TASK ITEM => Look through the records and copy every line in which "this" appears.

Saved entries
== Segment start ==
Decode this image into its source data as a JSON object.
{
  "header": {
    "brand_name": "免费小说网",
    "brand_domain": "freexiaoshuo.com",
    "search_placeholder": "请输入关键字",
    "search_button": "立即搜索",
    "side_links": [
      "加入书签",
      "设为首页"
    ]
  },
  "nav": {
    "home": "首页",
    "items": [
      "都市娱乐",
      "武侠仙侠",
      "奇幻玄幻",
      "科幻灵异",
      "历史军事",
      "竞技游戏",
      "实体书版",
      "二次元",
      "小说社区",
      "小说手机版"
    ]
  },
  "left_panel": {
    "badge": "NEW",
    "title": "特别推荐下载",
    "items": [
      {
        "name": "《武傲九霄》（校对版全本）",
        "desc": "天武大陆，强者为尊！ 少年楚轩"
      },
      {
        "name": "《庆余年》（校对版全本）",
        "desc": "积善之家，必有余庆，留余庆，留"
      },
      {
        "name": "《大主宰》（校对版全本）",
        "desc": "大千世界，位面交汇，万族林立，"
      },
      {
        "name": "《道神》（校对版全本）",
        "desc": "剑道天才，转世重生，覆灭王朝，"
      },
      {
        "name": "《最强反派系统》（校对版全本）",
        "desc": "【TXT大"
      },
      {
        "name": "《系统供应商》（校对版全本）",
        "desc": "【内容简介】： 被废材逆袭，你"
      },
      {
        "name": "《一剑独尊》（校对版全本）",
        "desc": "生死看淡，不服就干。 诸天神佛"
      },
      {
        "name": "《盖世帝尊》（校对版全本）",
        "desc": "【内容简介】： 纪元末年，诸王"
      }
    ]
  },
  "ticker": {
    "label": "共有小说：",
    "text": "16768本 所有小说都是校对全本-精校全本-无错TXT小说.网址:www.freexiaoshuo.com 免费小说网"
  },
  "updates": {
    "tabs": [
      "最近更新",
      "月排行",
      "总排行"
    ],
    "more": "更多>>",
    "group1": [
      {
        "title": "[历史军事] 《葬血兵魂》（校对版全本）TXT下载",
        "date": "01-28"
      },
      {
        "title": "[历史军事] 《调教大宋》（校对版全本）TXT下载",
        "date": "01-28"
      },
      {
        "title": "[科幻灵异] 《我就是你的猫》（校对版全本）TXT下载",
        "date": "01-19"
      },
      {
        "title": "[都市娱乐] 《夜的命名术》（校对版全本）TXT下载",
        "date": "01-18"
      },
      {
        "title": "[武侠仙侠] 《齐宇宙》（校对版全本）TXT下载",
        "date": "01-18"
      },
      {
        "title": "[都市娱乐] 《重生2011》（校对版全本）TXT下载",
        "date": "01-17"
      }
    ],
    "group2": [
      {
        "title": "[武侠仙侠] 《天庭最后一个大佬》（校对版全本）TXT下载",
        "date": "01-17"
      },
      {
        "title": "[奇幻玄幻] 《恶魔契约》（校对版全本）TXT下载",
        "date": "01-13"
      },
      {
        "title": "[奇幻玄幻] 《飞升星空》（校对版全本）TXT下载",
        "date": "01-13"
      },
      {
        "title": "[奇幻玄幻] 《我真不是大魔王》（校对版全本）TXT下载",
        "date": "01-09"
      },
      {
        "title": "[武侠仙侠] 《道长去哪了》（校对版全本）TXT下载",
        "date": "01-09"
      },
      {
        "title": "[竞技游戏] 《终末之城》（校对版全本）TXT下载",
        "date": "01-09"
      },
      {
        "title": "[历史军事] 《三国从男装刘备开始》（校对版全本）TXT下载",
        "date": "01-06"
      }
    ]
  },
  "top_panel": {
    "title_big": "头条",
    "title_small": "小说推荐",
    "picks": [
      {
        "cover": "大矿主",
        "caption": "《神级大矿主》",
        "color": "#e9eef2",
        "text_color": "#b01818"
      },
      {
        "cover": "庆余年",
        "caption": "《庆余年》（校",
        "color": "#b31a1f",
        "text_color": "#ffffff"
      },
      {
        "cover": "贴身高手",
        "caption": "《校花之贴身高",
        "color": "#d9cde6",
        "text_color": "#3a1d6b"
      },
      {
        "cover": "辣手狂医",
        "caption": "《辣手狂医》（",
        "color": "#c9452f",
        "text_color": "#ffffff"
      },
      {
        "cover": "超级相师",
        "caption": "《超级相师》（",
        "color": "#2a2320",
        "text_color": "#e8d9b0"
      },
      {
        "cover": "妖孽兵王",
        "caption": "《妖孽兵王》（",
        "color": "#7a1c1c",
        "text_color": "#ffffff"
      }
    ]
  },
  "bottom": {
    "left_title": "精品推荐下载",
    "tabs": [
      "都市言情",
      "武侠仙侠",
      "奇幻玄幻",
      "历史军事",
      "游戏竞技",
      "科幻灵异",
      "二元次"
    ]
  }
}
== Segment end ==
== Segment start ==
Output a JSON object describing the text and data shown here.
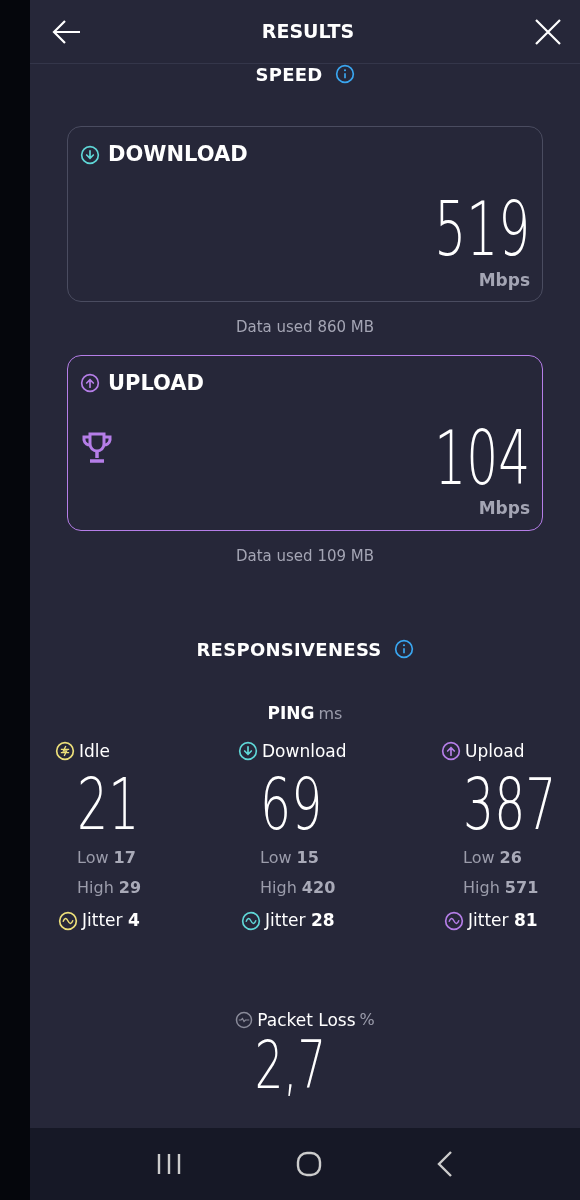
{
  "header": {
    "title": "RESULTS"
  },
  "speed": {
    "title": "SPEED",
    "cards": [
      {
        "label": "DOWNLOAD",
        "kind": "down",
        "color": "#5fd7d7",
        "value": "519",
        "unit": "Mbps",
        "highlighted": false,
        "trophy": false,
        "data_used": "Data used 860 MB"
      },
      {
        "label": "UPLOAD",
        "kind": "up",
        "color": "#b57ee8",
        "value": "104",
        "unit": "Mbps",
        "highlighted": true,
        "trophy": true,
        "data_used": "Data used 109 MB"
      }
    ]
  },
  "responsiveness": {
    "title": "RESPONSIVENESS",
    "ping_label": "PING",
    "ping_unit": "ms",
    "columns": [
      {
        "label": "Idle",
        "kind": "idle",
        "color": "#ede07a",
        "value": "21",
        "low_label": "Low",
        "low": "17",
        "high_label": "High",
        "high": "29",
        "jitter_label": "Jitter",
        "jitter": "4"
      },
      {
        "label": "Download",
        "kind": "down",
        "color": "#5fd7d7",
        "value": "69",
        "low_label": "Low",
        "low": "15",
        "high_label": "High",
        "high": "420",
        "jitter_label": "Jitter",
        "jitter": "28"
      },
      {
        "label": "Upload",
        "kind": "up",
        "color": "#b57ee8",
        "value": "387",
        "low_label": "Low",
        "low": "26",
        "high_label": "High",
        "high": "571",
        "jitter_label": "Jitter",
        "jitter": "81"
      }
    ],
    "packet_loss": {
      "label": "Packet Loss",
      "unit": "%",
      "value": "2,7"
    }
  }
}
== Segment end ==
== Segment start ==
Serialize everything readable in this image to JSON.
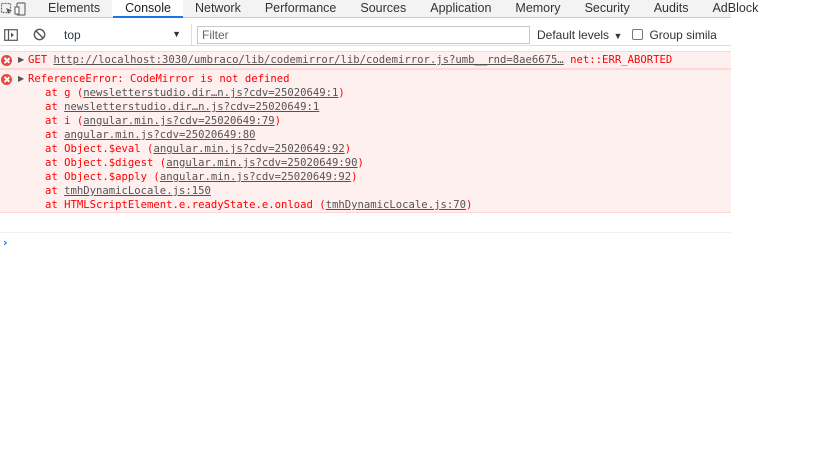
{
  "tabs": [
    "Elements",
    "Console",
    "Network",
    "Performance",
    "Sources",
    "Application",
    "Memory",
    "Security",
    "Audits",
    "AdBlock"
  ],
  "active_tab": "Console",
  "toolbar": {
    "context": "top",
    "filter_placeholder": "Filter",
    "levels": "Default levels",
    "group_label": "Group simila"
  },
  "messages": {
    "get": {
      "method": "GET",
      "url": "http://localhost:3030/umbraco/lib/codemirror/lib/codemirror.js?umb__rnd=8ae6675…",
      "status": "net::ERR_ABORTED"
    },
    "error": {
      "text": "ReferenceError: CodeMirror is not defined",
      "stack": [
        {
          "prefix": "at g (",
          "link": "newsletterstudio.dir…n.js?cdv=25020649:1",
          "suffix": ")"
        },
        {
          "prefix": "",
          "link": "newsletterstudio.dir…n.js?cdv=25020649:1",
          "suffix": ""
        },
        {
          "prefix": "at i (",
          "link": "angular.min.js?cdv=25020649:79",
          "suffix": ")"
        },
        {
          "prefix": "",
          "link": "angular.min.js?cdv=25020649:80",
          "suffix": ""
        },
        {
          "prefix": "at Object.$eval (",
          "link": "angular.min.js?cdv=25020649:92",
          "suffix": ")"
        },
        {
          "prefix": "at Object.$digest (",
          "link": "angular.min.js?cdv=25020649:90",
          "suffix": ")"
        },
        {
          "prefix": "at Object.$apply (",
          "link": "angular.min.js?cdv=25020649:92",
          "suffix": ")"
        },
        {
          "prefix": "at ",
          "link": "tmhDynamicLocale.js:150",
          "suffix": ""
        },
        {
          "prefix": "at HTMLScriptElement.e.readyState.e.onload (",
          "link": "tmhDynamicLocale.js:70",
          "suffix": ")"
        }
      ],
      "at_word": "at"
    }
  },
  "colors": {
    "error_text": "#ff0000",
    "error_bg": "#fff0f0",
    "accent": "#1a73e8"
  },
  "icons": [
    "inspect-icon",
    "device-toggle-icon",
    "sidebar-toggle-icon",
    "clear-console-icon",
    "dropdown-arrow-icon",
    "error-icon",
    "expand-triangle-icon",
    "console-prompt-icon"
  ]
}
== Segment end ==
YOUR RESPONSE =>
Decode this image into its source data as a JSON object.
Serialize everything readable in this image to JSON.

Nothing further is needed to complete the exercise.